She said she enjoyed the blended learning style because the smaller class sizes helped her to get to know students better and provide more one-on-one support to them.
She taught with two separate teachers who had different teaching styles. One was hands-off, and Ayers led the class regularly. In the other classroom, she was more of an extra support person.
She said Canvas, Bozeman School District's learning management system, had a learning curve for her and her two classroom teachers. But it was similar enough to what she used at MSU she was able to be help the teachers navigate it.
Melick said he's heard of many students being an asset to classroom teachers with their technology experience, providing "value even in uncertain times."
A new learning management system wasn't the only challenge.
Nehring said it was hard and sometimes overwhelming to keep the in-person, remote and quarantined students on the same pace.
"Students frequently moved in and out of our classroom, so we had to stay on top of getting students the material they needed whether they were in school that day or not," he said.
Pepper said having students from different schools, socioeconomic statuses, technologies and home life was a challenge in the online school.
"We had to differentiate our lessons to meet all of our students individual needs," she said. "Every day a new challenge presented itself, from Wi-Fi issues to iPads not working to students being unable to log onto a website, to Canvas not working properly."
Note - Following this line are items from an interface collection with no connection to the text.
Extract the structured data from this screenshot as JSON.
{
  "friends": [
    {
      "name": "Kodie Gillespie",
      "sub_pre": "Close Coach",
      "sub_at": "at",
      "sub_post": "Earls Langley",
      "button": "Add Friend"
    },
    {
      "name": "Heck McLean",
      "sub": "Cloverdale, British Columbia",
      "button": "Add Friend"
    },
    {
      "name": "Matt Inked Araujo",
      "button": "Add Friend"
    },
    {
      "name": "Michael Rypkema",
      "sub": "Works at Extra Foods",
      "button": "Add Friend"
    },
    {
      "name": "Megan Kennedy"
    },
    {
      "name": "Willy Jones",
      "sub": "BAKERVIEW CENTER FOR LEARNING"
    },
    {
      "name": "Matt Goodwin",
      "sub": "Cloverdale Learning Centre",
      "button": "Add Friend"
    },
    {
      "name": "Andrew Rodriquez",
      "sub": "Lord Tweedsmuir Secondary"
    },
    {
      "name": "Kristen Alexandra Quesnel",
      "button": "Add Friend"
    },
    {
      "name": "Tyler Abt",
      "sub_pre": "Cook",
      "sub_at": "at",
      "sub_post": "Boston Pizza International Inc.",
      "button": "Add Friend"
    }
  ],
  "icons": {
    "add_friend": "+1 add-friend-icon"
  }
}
Like more experienced teachers, Pepper said she also was challenged with how to create meaningful relationships and set realistic goals for students with virtual learning. She said it was constantly evolving.
Relationships with parents also looked different with remote learning and included a lot more communication, she said, calling it a benefit of the new format.
"With their child being at home, the parents were able to help their child with independent work, watch their child learn and listen to their child's teacher teach," she said.
Despite an often challenging and unpredictable school year, the student teachers said they were inspired by their semester teaching.
Nehring said he plans to return to MSU to work on a Masters in Educational Leadership.
"Knowing that I could enjoy teaching even under such odd circumstances reassured me that I chose the right profession," he said.
Pepper said with all of the uncertainty schools are experiencing right now, she doesn't plan to jump into a classroom of her own. Instead, she's planning to substitute teach in Bozeman.
Ayers said it was a very different experience from what she was expecting and what MSU was preparing them for but it made her want to be a teacher more.
"My experience just made me feel like I was on the right path and this is what I want to be doing," she said.